#### AVAILABLE DATA:
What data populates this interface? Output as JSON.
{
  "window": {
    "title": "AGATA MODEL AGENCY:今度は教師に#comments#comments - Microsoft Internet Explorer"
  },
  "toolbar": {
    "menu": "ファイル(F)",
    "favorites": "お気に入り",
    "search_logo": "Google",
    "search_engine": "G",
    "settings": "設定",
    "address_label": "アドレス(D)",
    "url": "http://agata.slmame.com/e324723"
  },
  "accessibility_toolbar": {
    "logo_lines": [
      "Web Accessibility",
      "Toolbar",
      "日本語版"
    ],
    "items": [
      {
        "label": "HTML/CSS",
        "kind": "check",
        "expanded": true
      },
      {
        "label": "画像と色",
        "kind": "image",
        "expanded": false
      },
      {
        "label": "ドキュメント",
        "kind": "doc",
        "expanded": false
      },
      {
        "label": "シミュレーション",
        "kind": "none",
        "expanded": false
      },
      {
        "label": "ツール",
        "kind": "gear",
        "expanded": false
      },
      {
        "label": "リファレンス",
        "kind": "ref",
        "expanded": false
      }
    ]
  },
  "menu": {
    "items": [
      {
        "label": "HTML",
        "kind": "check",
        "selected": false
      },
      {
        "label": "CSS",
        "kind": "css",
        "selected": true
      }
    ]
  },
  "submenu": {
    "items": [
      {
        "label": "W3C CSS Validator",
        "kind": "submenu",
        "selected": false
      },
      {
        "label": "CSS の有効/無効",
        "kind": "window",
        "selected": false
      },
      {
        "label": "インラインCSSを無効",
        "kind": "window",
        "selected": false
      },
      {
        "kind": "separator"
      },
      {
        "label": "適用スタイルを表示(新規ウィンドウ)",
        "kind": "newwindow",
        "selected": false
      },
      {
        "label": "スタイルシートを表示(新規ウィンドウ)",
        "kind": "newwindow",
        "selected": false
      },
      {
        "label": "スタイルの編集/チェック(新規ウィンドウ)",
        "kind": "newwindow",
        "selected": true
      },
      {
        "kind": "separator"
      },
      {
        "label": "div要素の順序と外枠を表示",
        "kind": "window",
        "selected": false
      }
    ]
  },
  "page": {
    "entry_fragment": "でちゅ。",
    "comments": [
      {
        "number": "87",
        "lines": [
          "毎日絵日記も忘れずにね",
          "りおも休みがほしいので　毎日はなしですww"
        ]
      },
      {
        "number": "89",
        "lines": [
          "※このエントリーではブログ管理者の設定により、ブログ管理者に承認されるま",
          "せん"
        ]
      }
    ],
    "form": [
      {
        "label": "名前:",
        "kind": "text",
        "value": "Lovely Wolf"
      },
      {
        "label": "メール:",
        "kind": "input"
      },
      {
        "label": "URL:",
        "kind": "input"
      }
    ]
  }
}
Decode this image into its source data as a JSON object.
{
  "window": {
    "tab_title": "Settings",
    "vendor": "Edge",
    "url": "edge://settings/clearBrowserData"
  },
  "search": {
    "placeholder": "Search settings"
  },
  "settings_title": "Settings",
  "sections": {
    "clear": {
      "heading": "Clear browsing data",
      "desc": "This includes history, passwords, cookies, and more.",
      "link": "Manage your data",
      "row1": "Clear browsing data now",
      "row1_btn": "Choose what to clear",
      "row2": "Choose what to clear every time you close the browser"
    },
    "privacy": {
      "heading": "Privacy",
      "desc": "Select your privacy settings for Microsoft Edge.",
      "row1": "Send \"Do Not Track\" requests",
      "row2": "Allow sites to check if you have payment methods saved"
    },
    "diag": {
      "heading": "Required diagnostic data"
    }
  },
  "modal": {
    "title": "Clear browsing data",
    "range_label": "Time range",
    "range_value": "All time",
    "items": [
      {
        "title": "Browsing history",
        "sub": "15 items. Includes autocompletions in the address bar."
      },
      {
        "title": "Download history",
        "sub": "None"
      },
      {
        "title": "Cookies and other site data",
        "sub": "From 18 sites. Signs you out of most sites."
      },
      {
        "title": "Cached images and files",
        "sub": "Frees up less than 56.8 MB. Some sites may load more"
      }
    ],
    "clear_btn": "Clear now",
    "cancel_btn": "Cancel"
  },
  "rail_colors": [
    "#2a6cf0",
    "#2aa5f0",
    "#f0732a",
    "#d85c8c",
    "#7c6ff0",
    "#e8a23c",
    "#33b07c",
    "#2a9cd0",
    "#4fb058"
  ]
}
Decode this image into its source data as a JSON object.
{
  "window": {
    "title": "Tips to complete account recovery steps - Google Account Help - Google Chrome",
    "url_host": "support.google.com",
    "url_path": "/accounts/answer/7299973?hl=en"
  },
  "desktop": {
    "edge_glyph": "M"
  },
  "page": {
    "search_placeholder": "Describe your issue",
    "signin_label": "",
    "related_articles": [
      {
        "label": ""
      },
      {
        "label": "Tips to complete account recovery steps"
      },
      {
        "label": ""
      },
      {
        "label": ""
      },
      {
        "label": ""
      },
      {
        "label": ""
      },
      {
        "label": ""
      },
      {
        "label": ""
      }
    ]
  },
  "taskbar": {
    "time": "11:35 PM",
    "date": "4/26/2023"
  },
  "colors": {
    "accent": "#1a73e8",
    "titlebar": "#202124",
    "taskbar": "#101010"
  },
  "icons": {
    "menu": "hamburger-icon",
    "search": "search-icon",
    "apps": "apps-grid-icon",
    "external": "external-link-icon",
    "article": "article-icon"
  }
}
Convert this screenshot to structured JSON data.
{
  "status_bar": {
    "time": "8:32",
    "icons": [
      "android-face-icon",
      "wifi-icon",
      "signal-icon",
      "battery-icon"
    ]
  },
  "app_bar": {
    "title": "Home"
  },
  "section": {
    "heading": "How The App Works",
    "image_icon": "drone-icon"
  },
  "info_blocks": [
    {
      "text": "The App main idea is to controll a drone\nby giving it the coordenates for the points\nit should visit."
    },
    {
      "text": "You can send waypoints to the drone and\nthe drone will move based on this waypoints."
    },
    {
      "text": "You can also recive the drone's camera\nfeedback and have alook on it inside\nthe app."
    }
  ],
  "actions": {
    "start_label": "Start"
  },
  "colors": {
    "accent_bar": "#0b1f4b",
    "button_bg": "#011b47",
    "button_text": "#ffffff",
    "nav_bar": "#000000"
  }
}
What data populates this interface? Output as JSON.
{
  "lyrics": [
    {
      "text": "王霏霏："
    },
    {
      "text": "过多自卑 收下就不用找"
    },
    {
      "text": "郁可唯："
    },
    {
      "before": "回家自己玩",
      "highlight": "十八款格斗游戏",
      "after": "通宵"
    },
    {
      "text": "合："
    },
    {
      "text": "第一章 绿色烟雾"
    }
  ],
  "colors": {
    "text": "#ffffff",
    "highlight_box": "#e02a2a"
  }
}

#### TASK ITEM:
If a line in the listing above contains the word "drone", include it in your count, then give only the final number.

#### RESULT FOR THIS TASK:
4